BEGIN Exercise input

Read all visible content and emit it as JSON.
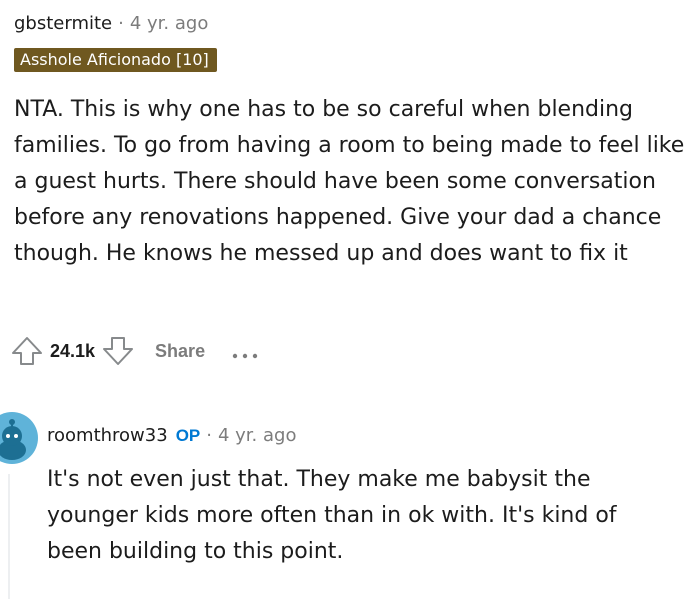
{
  "comment": {
    "username": "gbstermite",
    "separator": "·",
    "time": "4 yr. ago",
    "flair": "Asshole Aficionado [10]",
    "body": "NTA. This is why one has to be so careful when blending families. To go from having a room to being made to feel like a guest hurts. There should have been some conversation before any renovations happened. Give your dad a chance though. He knows he messed up and does want to fix it",
    "score": "24.1k",
    "share_label": "Share",
    "icons": {
      "upvote": "upvote-arrow-icon",
      "downvote": "downvote-arrow-icon",
      "more": "more-options-icon"
    }
  },
  "reply": {
    "username": "roomthrow33",
    "op_badge": "OP",
    "separator": "·",
    "time": "4 yr. ago",
    "body": "It's not even just that. They make me babysit the younger kids more often than in ok with. It's kind of been building to this point.",
    "avatar_color": "#5fb3d9"
  },
  "colors": {
    "flair_bg": "#6f5820",
    "op_blue": "#0079d3",
    "muted_text": "#7c7c7c"
  }
}
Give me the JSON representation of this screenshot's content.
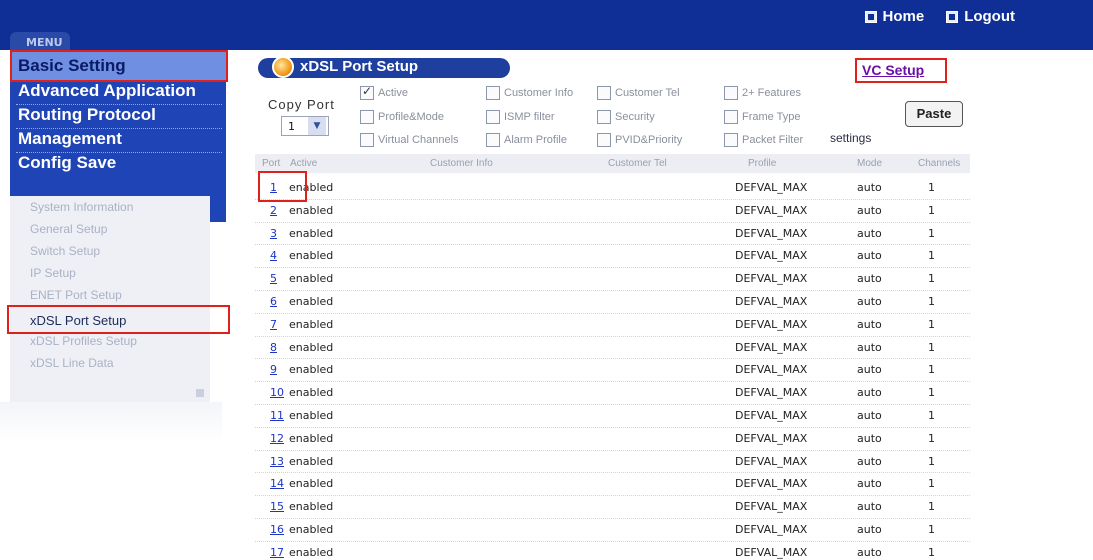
{
  "topnav": {
    "home": "Home",
    "logout": "Logout"
  },
  "sidebar": {
    "tab": "MENU",
    "menu": [
      "Basic Setting",
      "Advanced Application",
      "Routing Protocol",
      "Management",
      "Config Save"
    ],
    "submenu": [
      "System Information",
      "General Setup",
      "Switch Setup",
      "IP Setup",
      "ENET Port Setup",
      "xDSL Port Setup",
      "xDSL Profiles Setup",
      "xDSL Line Data"
    ],
    "active_menu": "Basic Setting",
    "active_submenu": "xDSL Port Setup"
  },
  "page": {
    "title": "xDSL Port Setup",
    "vc_setup": "VC Setup"
  },
  "copy": {
    "label": "Copy   Port",
    "selected_port": "1"
  },
  "checkboxes": [
    {
      "label": "Active",
      "checked": true
    },
    {
      "label": "Customer Info",
      "checked": false
    },
    {
      "label": "Customer Tel",
      "checked": false
    },
    {
      "label": "2+ Features",
      "checked": false
    },
    {
      "label": "Profile&Mode",
      "checked": false
    },
    {
      "label": "ISMP filter",
      "checked": false
    },
    {
      "label": "Security",
      "checked": false
    },
    {
      "label": "Frame Type",
      "checked": false
    },
    {
      "label": "Virtual Channels",
      "checked": false
    },
    {
      "label": "Alarm Profile",
      "checked": false
    },
    {
      "label": "PVID&Priority",
      "checked": false
    },
    {
      "label": "Packet Filter",
      "checked": false
    }
  ],
  "settings_label": "settings",
  "paste_label": "Paste",
  "table": {
    "headers": [
      "Port",
      "Active",
      "Customer Info",
      "Customer Tel",
      "Profile",
      "Mode",
      "Channels"
    ],
    "rows": [
      {
        "port": "1",
        "active": "enabled",
        "profile": "DEFVAL_MAX",
        "mode": "auto",
        "channels": "1"
      },
      {
        "port": "2",
        "active": "enabled",
        "profile": "DEFVAL_MAX",
        "mode": "auto",
        "channels": "1"
      },
      {
        "port": "3",
        "active": "enabled",
        "profile": "DEFVAL_MAX",
        "mode": "auto",
        "channels": "1"
      },
      {
        "port": "4",
        "active": "enabled",
        "profile": "DEFVAL_MAX",
        "mode": "auto",
        "channels": "1"
      },
      {
        "port": "5",
        "active": "enabled",
        "profile": "DEFVAL_MAX",
        "mode": "auto",
        "channels": "1"
      },
      {
        "port": "6",
        "active": "enabled",
        "profile": "DEFVAL_MAX",
        "mode": "auto",
        "channels": "1"
      },
      {
        "port": "7",
        "active": "enabled",
        "profile": "DEFVAL_MAX",
        "mode": "auto",
        "channels": "1"
      },
      {
        "port": "8",
        "active": "enabled",
        "profile": "DEFVAL_MAX",
        "mode": "auto",
        "channels": "1"
      },
      {
        "port": "9",
        "active": "enabled",
        "profile": "DEFVAL_MAX",
        "mode": "auto",
        "channels": "1"
      },
      {
        "port": "10",
        "active": "enabled",
        "profile": "DEFVAL_MAX",
        "mode": "auto",
        "channels": "1"
      },
      {
        "port": "11",
        "active": "enabled",
        "profile": "DEFVAL_MAX",
        "mode": "auto",
        "channels": "1"
      },
      {
        "port": "12",
        "active": "enabled",
        "profile": "DEFVAL_MAX",
        "mode": "auto",
        "channels": "1"
      },
      {
        "port": "13",
        "active": "enabled",
        "profile": "DEFVAL_MAX",
        "mode": "auto",
        "channels": "1"
      },
      {
        "port": "14",
        "active": "enabled",
        "profile": "DEFVAL_MAX",
        "mode": "auto",
        "channels": "1"
      },
      {
        "port": "15",
        "active": "enabled",
        "profile": "DEFVAL_MAX",
        "mode": "auto",
        "channels": "1"
      },
      {
        "port": "16",
        "active": "enabled",
        "profile": "DEFVAL_MAX",
        "mode": "auto",
        "channels": "1"
      },
      {
        "port": "17",
        "active": "enabled",
        "profile": "DEFVAL_MAX",
        "mode": "auto",
        "channels": "1"
      }
    ]
  }
}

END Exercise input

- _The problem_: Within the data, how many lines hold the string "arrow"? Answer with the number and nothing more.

- _Exercise solution_: 2